props = tiled_map.get_tile_properties_by_gid(tile_gid)

Scrolling Maps for Pygame

I have another repo with a working demo of a proper scrolling map using Tiled maps and pygame. Please feel free to test drive it. It isn't limited to Tiled maps, you can use any data structure you want, as long as pygame is used.

Reserved Names

Tiled supports user created metadata called "properties" for all the built-in objects, like the map, tileset, objects, etc. Due to how the Tiled XML data is stored, there are situations where Tiled internal metadata might have the same name as user-created properties.

pytmx will raise a ValueError if it detects any conflicts. This check is performed in order to prevent any situations where a level change might be made in Tiled, but the programmer/designer doesn't know or forgets if the change was made in the Tiled metadata or the user properties.

I realize that it creates problems with certain common names like "id", or "color". Overall, this check will help enforce clean design.

However, If you really don't care about name conflicts, there is an option you can try at your own risk. Pass 'allow_duplicate_names=True' to any loader or to the TiledMap constructor and the checks will be disabled.

from pytmx.util_pygame import load_pygame
tiled_map = load_pygame('map.tmx', allow_duplicate_names=True)

In summary, don't use the following names when creating properties in Tiled: As of 0.11.0, these values are:

map: version, orientation, width, height, tilewidth, tileheight
properties, tileset, layer, objectgroup

tileset: firstgid, source, name, tilewidth, tileheight, spacing, margin,
image, tile, properties

tile: id, image, properties

layer: name, x, y, width, height, opacity, properties, data

objectgroup: name, color, x, y, width, height, opacity, object, properties

object: id, name, type, x, y, width, height, gid, properties, polygon,
polyline, image

Please consider the following:

pytmx is a map loader. pytmx takes the pain out of parsing XML, variable type conversion, shape loading, properties, and of course image loading. When asking for help, please understand that I want people to make their own games or utilities, and that pytmx is able to make Tiled Maps easy to use.

pytmx is not going to make your JRPG for you. You will need to do that yourself, and I, the author, cannot simply respond to every new developer who expects pytmx, pygame, or any other game library to simply make it work for them. Programming is a learned skill, and for most it takes practice and diligent study to get proficient at. I'm generally open to help, so before you flame me on your blog or reddit, understand what pytmx is used for, read the documentation and copy/paste the demo code if you have to. Thank you.

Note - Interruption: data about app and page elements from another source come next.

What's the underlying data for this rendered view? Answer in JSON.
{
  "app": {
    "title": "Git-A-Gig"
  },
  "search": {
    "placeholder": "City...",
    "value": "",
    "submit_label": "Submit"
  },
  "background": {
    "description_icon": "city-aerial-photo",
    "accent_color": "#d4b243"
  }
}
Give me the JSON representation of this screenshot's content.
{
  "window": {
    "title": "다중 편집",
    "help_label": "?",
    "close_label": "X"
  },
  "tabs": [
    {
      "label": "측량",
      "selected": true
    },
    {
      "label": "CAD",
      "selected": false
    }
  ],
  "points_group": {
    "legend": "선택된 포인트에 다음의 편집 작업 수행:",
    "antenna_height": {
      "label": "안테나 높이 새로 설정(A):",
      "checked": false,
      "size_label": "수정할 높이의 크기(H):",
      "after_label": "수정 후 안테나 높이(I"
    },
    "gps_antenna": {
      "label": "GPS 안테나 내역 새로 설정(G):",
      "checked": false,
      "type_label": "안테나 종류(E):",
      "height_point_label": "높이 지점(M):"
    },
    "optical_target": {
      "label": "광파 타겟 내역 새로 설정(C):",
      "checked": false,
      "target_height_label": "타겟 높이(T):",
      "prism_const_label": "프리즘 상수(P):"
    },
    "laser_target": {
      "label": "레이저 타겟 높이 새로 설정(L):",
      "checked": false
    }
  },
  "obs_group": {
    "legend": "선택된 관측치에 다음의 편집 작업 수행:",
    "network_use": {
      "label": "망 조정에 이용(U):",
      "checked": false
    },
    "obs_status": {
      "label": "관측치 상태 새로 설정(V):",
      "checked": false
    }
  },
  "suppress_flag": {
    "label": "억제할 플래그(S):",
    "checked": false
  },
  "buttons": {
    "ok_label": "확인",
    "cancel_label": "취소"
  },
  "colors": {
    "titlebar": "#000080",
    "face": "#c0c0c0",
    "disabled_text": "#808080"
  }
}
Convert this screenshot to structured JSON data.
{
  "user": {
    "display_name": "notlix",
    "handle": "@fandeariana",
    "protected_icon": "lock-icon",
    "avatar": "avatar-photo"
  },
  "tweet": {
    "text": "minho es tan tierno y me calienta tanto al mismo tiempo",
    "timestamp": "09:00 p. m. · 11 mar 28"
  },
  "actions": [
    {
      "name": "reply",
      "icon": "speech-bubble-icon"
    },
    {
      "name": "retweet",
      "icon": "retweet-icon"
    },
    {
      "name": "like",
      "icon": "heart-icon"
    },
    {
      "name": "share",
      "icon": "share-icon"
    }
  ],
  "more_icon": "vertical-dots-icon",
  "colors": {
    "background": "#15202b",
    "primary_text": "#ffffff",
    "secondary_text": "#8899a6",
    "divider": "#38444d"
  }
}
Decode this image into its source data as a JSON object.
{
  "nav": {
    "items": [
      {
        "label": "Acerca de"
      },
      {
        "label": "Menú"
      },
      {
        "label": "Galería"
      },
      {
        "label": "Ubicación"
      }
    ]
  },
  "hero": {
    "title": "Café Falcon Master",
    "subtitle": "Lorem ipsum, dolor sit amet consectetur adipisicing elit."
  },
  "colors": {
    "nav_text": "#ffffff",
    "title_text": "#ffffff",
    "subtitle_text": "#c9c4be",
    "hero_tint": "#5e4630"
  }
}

I have a working solution to using Tiled Maps and Pygame ready for you. If you simply want a library to render the maps for you, please check it out, as they are designed to work together.

Artwork Attributions

The 16x16 overworld tiles were created by MrBeast at CC-BY 3.0

  • If I missed your attribution, please let me know.